Of course, looking back, we can say that the problem was obvious - the windings wound in some steel grooves of course have a strong inductive connection, and the fact that such a problem takes place shows any calculation on a napkin at dinner. However, at that time it did not occur to anyone - especially because we had previously made another machine (with less inductive connections) using the same method of several controllers and everything was fine.
The problems can be described for a long time - I’ll omit how the controllers for the realities of the hardware rewrite in a fast pace, as in tests, transistors inevitably explode and have to be cleaned of soot and sort through the entire power cabinet, as in an electric motor pulls out the magnetic core fasteners and grinds all the windings and etc. All this happens, in each project a little differently, but always a lot.

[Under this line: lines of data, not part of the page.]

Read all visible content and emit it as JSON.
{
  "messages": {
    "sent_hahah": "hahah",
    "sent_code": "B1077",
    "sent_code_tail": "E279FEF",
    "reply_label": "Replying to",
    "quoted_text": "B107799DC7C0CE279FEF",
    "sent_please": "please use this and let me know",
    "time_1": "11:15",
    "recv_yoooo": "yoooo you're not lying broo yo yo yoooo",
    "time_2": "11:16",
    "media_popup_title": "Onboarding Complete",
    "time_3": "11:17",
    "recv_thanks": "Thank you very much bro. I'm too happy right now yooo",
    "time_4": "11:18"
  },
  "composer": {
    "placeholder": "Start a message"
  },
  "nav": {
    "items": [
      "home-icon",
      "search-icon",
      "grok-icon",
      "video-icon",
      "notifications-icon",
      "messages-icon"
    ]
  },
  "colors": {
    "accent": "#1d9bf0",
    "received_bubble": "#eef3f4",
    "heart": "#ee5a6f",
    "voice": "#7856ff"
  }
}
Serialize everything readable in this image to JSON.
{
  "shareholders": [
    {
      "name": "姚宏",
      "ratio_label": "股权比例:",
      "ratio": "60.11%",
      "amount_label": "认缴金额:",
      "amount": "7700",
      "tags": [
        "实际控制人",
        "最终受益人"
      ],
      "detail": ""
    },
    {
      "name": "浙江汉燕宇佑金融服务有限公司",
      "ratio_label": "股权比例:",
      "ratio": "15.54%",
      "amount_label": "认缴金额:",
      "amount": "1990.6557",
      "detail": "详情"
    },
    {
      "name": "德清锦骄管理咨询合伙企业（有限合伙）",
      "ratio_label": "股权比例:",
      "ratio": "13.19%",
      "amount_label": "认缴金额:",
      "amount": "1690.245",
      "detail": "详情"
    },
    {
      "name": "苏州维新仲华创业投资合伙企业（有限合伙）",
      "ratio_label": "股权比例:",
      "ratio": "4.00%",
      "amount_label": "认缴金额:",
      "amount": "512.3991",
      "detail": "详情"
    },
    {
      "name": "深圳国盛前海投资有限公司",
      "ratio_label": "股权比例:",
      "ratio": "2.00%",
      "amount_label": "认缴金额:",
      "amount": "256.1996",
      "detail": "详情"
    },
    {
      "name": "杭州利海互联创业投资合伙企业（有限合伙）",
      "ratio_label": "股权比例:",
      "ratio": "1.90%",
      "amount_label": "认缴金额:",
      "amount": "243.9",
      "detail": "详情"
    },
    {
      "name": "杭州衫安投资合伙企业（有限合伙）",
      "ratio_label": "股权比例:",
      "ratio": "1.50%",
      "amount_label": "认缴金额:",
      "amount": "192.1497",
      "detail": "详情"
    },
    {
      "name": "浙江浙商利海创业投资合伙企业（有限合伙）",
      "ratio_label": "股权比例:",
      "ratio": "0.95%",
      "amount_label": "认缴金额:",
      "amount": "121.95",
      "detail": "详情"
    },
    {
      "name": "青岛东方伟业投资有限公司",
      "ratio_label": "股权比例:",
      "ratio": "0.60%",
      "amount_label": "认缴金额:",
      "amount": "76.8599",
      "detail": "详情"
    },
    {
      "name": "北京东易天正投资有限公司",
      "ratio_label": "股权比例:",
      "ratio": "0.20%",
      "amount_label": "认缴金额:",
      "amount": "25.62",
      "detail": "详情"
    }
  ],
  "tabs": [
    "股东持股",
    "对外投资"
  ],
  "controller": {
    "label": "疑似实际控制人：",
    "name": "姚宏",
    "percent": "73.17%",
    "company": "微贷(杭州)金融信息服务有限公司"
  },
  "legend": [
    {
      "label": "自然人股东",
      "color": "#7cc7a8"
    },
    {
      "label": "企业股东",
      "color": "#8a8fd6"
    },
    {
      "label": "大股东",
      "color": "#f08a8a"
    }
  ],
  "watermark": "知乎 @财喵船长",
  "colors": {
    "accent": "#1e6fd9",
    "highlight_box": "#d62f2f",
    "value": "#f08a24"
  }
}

This is a normal development process. If someone promises you that they will now take and make a working sample of a complex electrical device in one iteration - do not believe this is not an indicator of the experience performer, but, on the contrary, an indicator of its absence. You can not do well right away. Any new development is an iterative process of trial and error. And for the worker of the first sample, it is necessary to lay at least two times, and preferably three times the number of components - because some equipment will explode, and some will have to be thrown away as an unsuccessful solution.
Also, the article does not describe many of the autonomous tests that precede the drive tests in the collection:
- Thermal chamber tests — low temperatures, high humidity, condensate, and that’s all;
- Tests for checking IP (moisture and dust);
- Tests on a vibrostand - whether something mechanically will fall off; (by the way, if you do life tests on vibration, then the sample of equipment that passed the shaking cycle is not suitable - its mechanical resource is developed, suitable only for the laboratory if it remains alive)
- Insulation strength tests - high voltage is applied between the housing and the conductors, it is verified that the insulation is good;
- Tests for protection against short circuits (the equipment must shut down and not bang);
- Tests of electric machines for vibration (i.e., the vibration level is measured at different rotational frequencies: axial, radial, etc.).
With all of these tests, there is also a big risk of disabling equipment or bringing it to a “non-delivery” type. This is a word about the triple reserve of iron for development. However, some tests are done once for one design, and some are repeated for each instance during mass production. It depends on the cost of the tests themselves and the degree of damage to their equipment. For example, vibration tests and short-circuit tests are not exactly carried out on each specimen, since they reduce its life.
But all these tests and inspections are only half of the entire commissioning. Even ideally working in the laboratory, new equipment will not work out of the box at the facility. Again, you will have to refine something, add software and encounter unexpected problems. How we launched and commissioned the dump truck itself - read in the next article .
Almost all employees of the firm "NPF VECTOR" are graduates of the department of automated electric drive of NRU MEI. The department of AEL is the most important partner in the development of such projects. We remind that NRU MEI continues admission to the magistracy in the direction of "electric power industry and electrical engineering", including the program "electric drive and automation". With the rules of admission can be found on the website of the admission committee of MEI . The page of the Department of AEP on the portal of NRU MEI. The official website of the department .
Finally, make a riddle
What is it and where is it standing?
Это обмотка возбуждения тягового двигателя. Она стоит между двумя половинками ротора вентильно-индукторного двигателя с независимым возбуждением. Схематично она показана в этой статье, где рассматривается ВИД НВ.